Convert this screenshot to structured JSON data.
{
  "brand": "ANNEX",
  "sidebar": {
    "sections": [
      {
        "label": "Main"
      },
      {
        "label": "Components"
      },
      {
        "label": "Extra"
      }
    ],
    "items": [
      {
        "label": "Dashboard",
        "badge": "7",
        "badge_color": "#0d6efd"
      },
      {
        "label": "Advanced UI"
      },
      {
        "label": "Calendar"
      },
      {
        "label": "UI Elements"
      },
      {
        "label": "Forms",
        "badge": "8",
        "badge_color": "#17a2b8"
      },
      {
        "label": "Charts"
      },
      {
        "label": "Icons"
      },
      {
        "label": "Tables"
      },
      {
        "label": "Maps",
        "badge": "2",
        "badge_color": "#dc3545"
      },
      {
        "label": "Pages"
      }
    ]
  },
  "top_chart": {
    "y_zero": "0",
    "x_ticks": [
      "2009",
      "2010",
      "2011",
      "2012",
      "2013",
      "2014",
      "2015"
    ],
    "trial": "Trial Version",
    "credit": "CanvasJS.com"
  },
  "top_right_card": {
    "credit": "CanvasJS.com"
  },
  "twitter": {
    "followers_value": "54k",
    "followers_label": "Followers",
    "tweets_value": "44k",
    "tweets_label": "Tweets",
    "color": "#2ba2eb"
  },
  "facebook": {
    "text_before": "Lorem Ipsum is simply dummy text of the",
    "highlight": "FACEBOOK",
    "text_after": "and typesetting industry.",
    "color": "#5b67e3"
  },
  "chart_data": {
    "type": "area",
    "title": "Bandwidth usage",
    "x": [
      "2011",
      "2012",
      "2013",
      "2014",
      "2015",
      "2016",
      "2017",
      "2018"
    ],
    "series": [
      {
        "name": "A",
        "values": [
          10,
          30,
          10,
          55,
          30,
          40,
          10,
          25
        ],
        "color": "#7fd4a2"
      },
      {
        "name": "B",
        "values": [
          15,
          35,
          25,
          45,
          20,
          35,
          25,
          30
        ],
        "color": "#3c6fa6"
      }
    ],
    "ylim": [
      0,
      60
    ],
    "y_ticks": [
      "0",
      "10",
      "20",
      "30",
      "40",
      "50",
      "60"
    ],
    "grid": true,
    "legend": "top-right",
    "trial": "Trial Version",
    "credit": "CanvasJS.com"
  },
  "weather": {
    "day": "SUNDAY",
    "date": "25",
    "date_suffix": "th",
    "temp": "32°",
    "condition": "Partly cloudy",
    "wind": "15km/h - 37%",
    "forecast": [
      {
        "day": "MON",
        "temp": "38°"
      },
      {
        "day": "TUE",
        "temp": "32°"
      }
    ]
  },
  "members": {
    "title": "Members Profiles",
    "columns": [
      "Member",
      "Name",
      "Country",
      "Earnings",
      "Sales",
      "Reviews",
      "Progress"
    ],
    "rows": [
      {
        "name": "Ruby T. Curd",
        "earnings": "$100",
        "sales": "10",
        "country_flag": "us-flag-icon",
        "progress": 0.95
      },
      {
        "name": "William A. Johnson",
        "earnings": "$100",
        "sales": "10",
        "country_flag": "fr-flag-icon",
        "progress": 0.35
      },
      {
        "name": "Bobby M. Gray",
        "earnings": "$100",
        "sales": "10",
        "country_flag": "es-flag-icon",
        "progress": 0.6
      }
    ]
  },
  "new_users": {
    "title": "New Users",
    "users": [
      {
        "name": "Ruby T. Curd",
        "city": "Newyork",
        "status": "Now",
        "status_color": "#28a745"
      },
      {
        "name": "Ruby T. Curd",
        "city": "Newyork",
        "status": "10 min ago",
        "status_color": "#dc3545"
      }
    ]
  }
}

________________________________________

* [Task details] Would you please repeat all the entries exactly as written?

* [Answer area]
Convert this screenshot to structured JSON data.
{
  "brand": "ANNEX",
  "sidebar": {
    "sections": [
      {
        "label": "Main"
      },
      {
        "label": "Components"
      },
      {
        "label": "Extra"
      }
    ],
    "items": [
      {
        "label": "Dashboard",
        "badge": "7",
        "badge_color": "#0d6efd"
      },
      {
        "label": "Advanced UI"
      },
      {
        "label": "Calendar"
      },
      {
        "label": "UI Elements"
      },
      {
        "label": "Forms",
        "badge": "8",
        "badge_color": "#17a2b8"
      },
      {
        "label": "Charts"
      },
      {
        "label": "Icons"
      },
      {
        "label": "Tables"
      },
      {
        "label": "Maps",
        "badge": "2",
        "badge_color": "#dc3545"
      },
      {
        "label": "Pages"
      }
    ]
  },
  "top_chart": {
    "y_zero": "0",
    "x_ticks": [
      "2009",
      "2010",
      "2011",
      "2012",
      "2013",
      "2014",
      "2015"
    ],
    "trial": "Trial Version",
    "credit": "CanvasJS.com"
  },
  "top_right_card": {
    "credit": "CanvasJS.com"
  },
  "twitter": {
    "followers_value": "54k",
    "followers_label": "Followers",
    "tweets_value": "44k",
    "tweets_label": "Tweets",
    "color": "#2ba2eb"
  },
  "facebook": {
    "text_before": "Lorem Ipsum is simply dummy text of the",
    "highlight": "FACEBOOK",
    "text_after": "and typesetting industry.",
    "color": "#5b67e3"
  },
  "chart_data": {
    "type": "area",
    "title": "Bandwidth usage",
    "x": [
      "2011",
      "2012",
      "2013",
      "2014",
      "2015",
      "2016",
      "2017",
      "2018"
    ],
    "series": [
      {
        "name": "A",
        "values": [
          10,
          30,
          10,
          55,
          30,
          40,
          10,
          25
        ],
        "color": "#7fd4a2"
      },
      {
        "name": "B",
        "values": [
          15,
          35,
          25,
          45,
          20,
          35,
          25,
          30
        ],
        "color": "#3c6fa6"
      }
    ],
    "ylim": [
      0,
      60
    ],
    "y_ticks": [
      "0",
      "10",
      "20",
      "30",
      "40",
      "50",
      "60"
    ],
    "grid": true,
    "legend": "top-right",
    "trial": "Trial Version",
    "credit": "CanvasJS.com"
  },
  "weather": {
    "day": "SUNDAY",
    "date": "25",
    "date_suffix": "th",
    "temp": "32°",
    "condition": "Partly cloudy",
    "wind": "15km/h - 37%",
    "forecast": [
      {
        "day": "MON",
        "temp": "38°"
      },
      {
        "day": "TUE",
        "temp": "32°"
      }
    ]
  },
  "members": {
    "title": "Members Profiles",
    "columns": [
      "Member",
      "Name",
      "Country",
      "Earnings",
      "Sales",
      "Reviews",
      "Progress"
    ],
    "rows": [
      {
        "name": "Ruby T. Curd",
        "earnings": "$100",
        "sales": "10",
        "country_flag": "us-flag-icon",
        "progress": 0.95
      },
      {
        "name": "William A. Johnson",
        "earnings": "$100",
        "sales": "10",
        "country_flag": "fr-flag-icon",
        "progress": 0.35
      },
      {
        "name": "Bobby M. Gray",
        "earnings": "$100",
        "sales": "10",
        "country_flag": "es-flag-icon",
        "progress": 0.6
      }
    ]
  },
  "new_users": {
    "title": "New Users",
    "users": [
      {
        "name": "Ruby T. Curd",
        "city": "Newyork",
        "status": "Now",
        "status_color": "#28a745"
      },
      {
        "name": "Ruby T. Curd",
        "city": "Newyork",
        "status": "10 min ago",
        "status_color": "#dc3545"
      }
    ]
  }
}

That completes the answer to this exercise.